The body portion 224 is hollow and its cavity is filled with a lead insert 232 to increase its mass. On either side of the lead insert 232 a respective recess 234 in the body portion 224 accommodates a lever 203. The free end portion of each lever 203 is formed with a nose 236 for frictional engagement with a wall of the respective recess 234.
Each lever 203 is pivotally connected by way of lever pivot pins 209 to two corners of a generally inverted triangular-section boss or plate 201 which surrounds the bearing arrangement 228, 230 and 205 of the pendulum. From pins 209 a further portion of each lever 203 extends at an angle and terminates in a pivotal connection 206 to friction pads 229, 231 bearing against a braking surface 220.
The bearing arrangement is connected to a carriage structure 250 that supports a non-illustrated throttle lever. This structure 250 runs on wheels 252 rolling on rails 254. The rails 254 and the braking surface 220 may be levelled by adjustable bolts 256.
In this embodiment, no spring like the spring 104 in Figures 4 to 6 is provided. However, in a non-illustrated variant, an unrolled coil spring may be secured at each end of, and extending the full length of, the underside of the braking surface 220 and passed under the brake pads 229, 231 so as to exert a resilient force on the underside of the pads 229, 231.
In use of the embodiment of Figures 7 and 8, longitudinal, fore-and-aft acceleration causes the pendulum to oscillate, in turn causing the levers 203 to move up-and-down in the recesses 234. This lever movement is transmitted via lever pivot pins 209 and pivotal connections 206 to cause the appropriate one of the pads 229, 231 to be pressed more strongly against the braking surface 220.

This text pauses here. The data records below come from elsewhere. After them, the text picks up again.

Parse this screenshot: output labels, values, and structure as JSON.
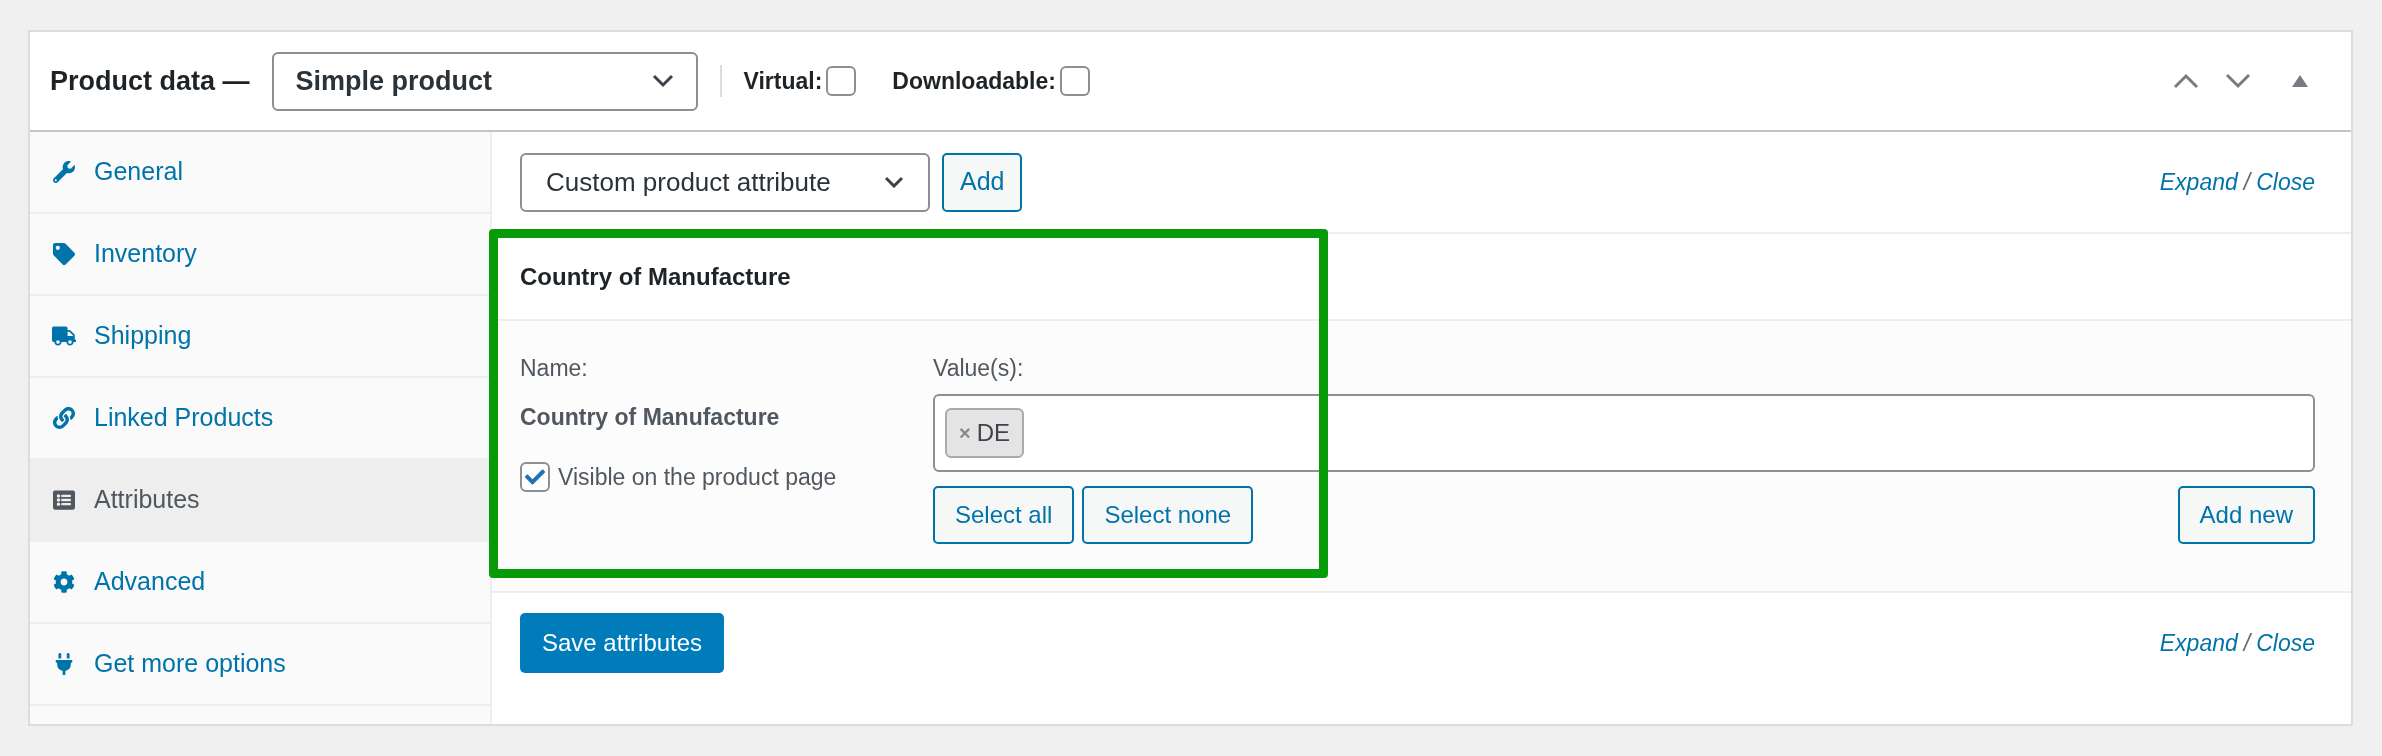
{
  "header": {
    "title": "Product data —",
    "product_type": "Simple product",
    "options": [
      {
        "label": "Virtual:",
        "checked": false
      },
      {
        "label": "Downloadable:",
        "checked": false
      }
    ]
  },
  "sidebar": {
    "items": [
      {
        "label": "General",
        "kind": "wrench",
        "selected": false
      },
      {
        "label": "Inventory",
        "kind": "tag",
        "selected": false
      },
      {
        "label": "Shipping",
        "kind": "truck",
        "selected": false
      },
      {
        "label": "Linked Products",
        "kind": "link",
        "selected": false
      },
      {
        "label": "Attributes",
        "kind": "list",
        "selected": true
      },
      {
        "label": "Advanced",
        "kind": "gear",
        "selected": false
      },
      {
        "label": "Get more options",
        "kind": "plug",
        "selected": false
      }
    ]
  },
  "toolbar": {
    "attribute_select": "Custom product attribute",
    "add_button": "Add",
    "expand": "Expand",
    "separator": "/",
    "close": "Close"
  },
  "attributes": [
    {
      "title": "Country of Manufacture",
      "name_label": "Name:",
      "name": "Country of Manufacture",
      "visible": {
        "label": "Visible on the product page",
        "checked": true
      },
      "values_label": "Value(s):",
      "values": [
        {
          "label": "DE",
          "remove": "×"
        }
      ],
      "buttons": [
        "Select all",
        "Select none"
      ],
      "add_new": "Add new",
      "highlighted": true
    }
  ],
  "footer": {
    "save_button": "Save attributes",
    "expand": "Expand",
    "separator": "/",
    "close": "Close"
  }
}
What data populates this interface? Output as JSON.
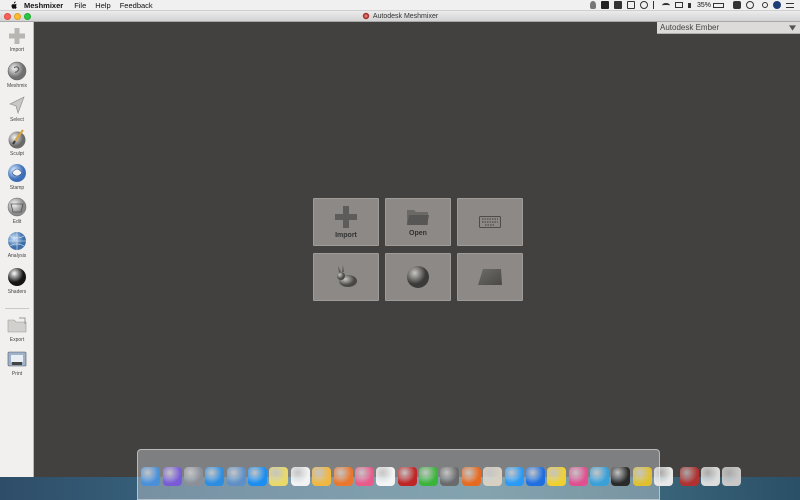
{
  "menubar": {
    "apple_icon": "apple-icon",
    "app_name": "Meshmixer",
    "menus": [
      "File",
      "Help",
      "Feedback"
    ],
    "battery_percent": "35%"
  },
  "window": {
    "title": "Autodesk Meshmixer"
  },
  "toolbar": {
    "items": [
      {
        "label": "Import",
        "icon": "plus-icon"
      },
      {
        "label": "Meshmix",
        "icon": "meshmix-icon"
      },
      {
        "label": "Select",
        "icon": "select-arrow-icon"
      },
      {
        "label": "Sculpt",
        "icon": "sculpt-brush-icon"
      },
      {
        "label": "Stamp",
        "icon": "stamp-icon"
      },
      {
        "label": "Edit",
        "icon": "edit-icon"
      },
      {
        "label": "Analysis",
        "icon": "analysis-sphere-icon"
      },
      {
        "label": "Shaders",
        "icon": "shader-sphere-icon"
      },
      {
        "label": "Export",
        "icon": "export-folder-icon"
      },
      {
        "label": "Print",
        "icon": "printer-icon"
      }
    ]
  },
  "right_panel": {
    "title": "Autodesk Ember"
  },
  "tiles": [
    {
      "label": "Import",
      "icon": "plus-icon"
    },
    {
      "label": "Open",
      "icon": "folder-icon"
    },
    {
      "label": "",
      "icon": "keyboard-icon"
    },
    {
      "label": "",
      "icon": "bunny-icon"
    },
    {
      "label": "",
      "icon": "sphere-icon"
    },
    {
      "label": "",
      "icon": "plane-icon"
    }
  ],
  "dock": {
    "apps": [
      {
        "icon": "finder-icon",
        "color": "#4a90d9"
      },
      {
        "icon": "siri-icon",
        "color": "#7a5bd6"
      },
      {
        "icon": "launchpad-icon",
        "color": "#8a8f98"
      },
      {
        "icon": "safari-icon",
        "color": "#2d8de0"
      },
      {
        "icon": "preview-icon",
        "color": "#5e8fc7"
      },
      {
        "icon": "app-store-icon",
        "color": "#1b8ef0"
      },
      {
        "icon": "game-center-icon",
        "color": "#e9d96b"
      },
      {
        "icon": "calendar-icon",
        "color": "#f2f2f2"
      },
      {
        "icon": "package-icon",
        "color": "#f0b742"
      },
      {
        "icon": "basketball-icon",
        "color": "#e9772e"
      },
      {
        "icon": "itunes-icon",
        "color": "#e85b8b"
      },
      {
        "icon": "photos-icon",
        "color": "#f4f4f4"
      },
      {
        "icon": "tv-icon",
        "color": "#c02525"
      },
      {
        "icon": "iqiyi-icon",
        "color": "#3cb43c"
      },
      {
        "icon": "time-machine-icon",
        "color": "#6a6a6a"
      },
      {
        "icon": "firefox-icon",
        "color": "#e66a20"
      },
      {
        "icon": "game-icon",
        "color": "#d8d0c0"
      },
      {
        "icon": "qq-icon",
        "color": "#2a9af5"
      },
      {
        "icon": "kugou-icon",
        "color": "#1f6fe0"
      },
      {
        "icon": "yellow-app-icon",
        "color": "#f0d030"
      },
      {
        "icon": "pinwheel-icon",
        "color": "#e05090"
      },
      {
        "icon": "map-icon",
        "color": "#3aa0d8"
      },
      {
        "icon": "screen-icon",
        "color": "#2a2a2a"
      },
      {
        "icon": "chrome-icon",
        "color": "#e0c030"
      },
      {
        "icon": "text-editor-icon",
        "color": "#e8e8e8"
      },
      {
        "icon": "meshmixer-icon",
        "color": "#b0312f"
      },
      {
        "icon": "finder-window-icon",
        "color": "#dcdcdc"
      },
      {
        "icon": "trash-icon",
        "color": "#c8c8c8"
      }
    ]
  },
  "colors": {
    "viewport_bg": "#42413f",
    "tile_bg": "#8c8986",
    "toolbar_bg": "#f1f0ee"
  }
}
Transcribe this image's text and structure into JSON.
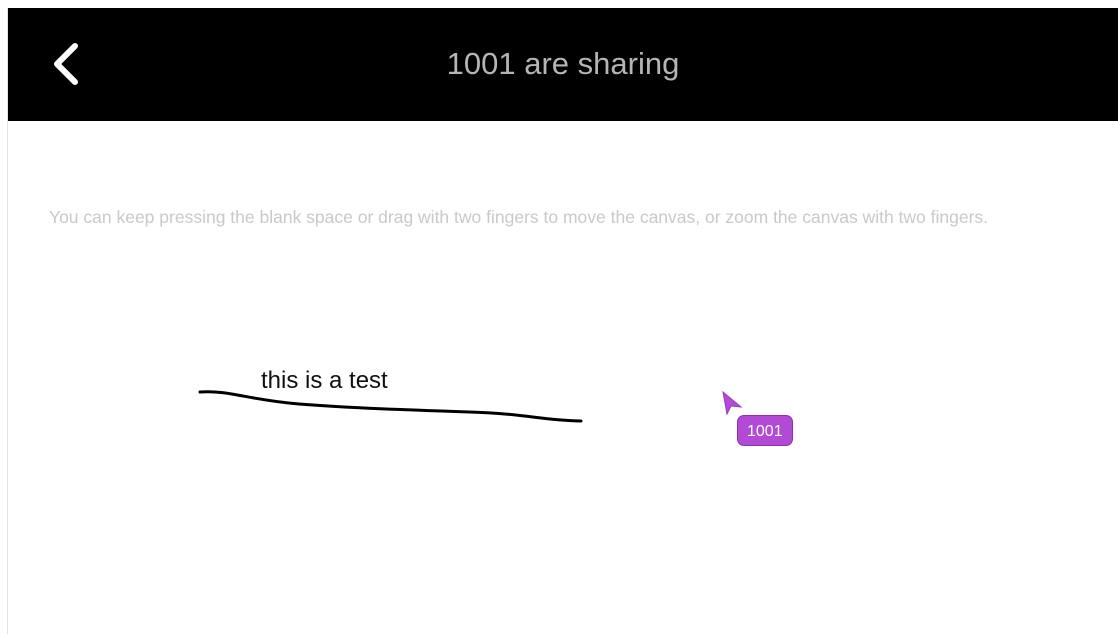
{
  "header": {
    "title": "1001 are sharing",
    "back_icon": "chevron-left-icon"
  },
  "canvas": {
    "hint": "You can keep pressing the blank space or drag with two fingers to move the canvas, or zoom the canvas with two fingers.",
    "annotation_text": "this is a test",
    "remote_cursor": {
      "label": "1001",
      "icon": "pointer-arrow-icon",
      "color": "#b34ad6"
    },
    "stroke_color": "#000000"
  },
  "colors": {
    "header_bg": "#000000",
    "title_text": "#b5b5b5",
    "hint_text": "#c9c9c9"
  }
}
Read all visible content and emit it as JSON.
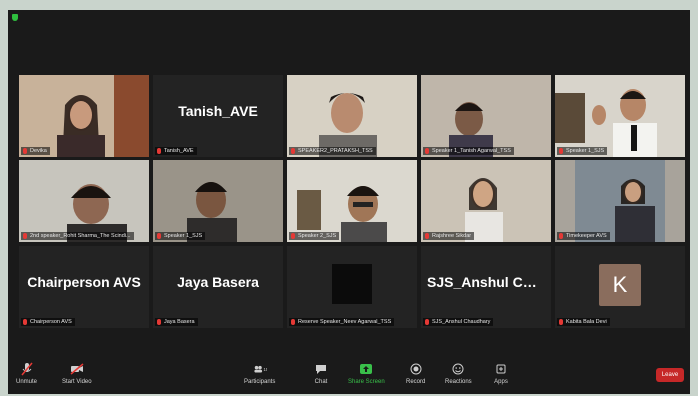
{
  "window": {
    "status_text": ""
  },
  "participants": [
    {
      "name": "Devika",
      "video": true,
      "muted": true
    },
    {
      "name": "Tanish_AVE",
      "video": false,
      "muted": true,
      "display_name": "Tanish_AVE"
    },
    {
      "name": "SPEAKER2_PRATAKSH_TSS",
      "video": true,
      "muted": true
    },
    {
      "name": "Speaker 1_Tanish Agarwal_TSS",
      "video": true,
      "muted": true
    },
    {
      "name": "Speaker 1_SJS",
      "video": true,
      "muted": true,
      "active": true
    },
    {
      "name": "2nd speaker_Rohit Sharma_The Scindi...",
      "video": true,
      "muted": true
    },
    {
      "name": "Speaker 1_SJS",
      "video": true,
      "muted": true
    },
    {
      "name": "Speaker 2_SJS",
      "video": true,
      "muted": true
    },
    {
      "name": "Rajshree Sikdar",
      "video": true,
      "muted": true
    },
    {
      "name": "Timekeeper AVS",
      "video": true,
      "muted": true
    },
    {
      "name": "Chairperson AVS",
      "video": false,
      "muted": true,
      "display_name": "Chairperson AVS"
    },
    {
      "name": "Jaya Basera",
      "video": false,
      "muted": true,
      "display_name": "Jaya Basera"
    },
    {
      "name": "Reserve Speaker_Neev Agarwal_TSS",
      "video": false,
      "muted": true,
      "display_name": ""
    },
    {
      "name": "SJS_Anshul Chaudhary",
      "video": false,
      "muted": true,
      "display_name": "SJS_Anshul Chou..."
    },
    {
      "name": "Kabita Bala Devi",
      "video": false,
      "muted": true,
      "avatar_letter": "K"
    }
  ],
  "toolbar": {
    "unmute": "Unmute",
    "start_video": "Start Video",
    "participants": "Participants",
    "participants_count": "15",
    "chat": "Chat",
    "share_screen": "Share Screen",
    "record": "Record",
    "reactions": "Reactions",
    "apps": "Apps",
    "leave": "Leave"
  },
  "colors": {
    "active_border": "#c6d24a",
    "share": "#39c04a",
    "leave": "#c62828",
    "muted_mic": "#e53935"
  }
}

Although in the embodiments of Figures 4 to 6 and Figures 7 and 8 the levers 103, 203 and friction pads are disposed symmetrically about the axis of oscillation of the pendulum, in a non-illustrated variant one lever or brake may operate in one direction in a 'g'-proportioned way but in the opposite direction may operate in a manner which is not 'g'-proportioned.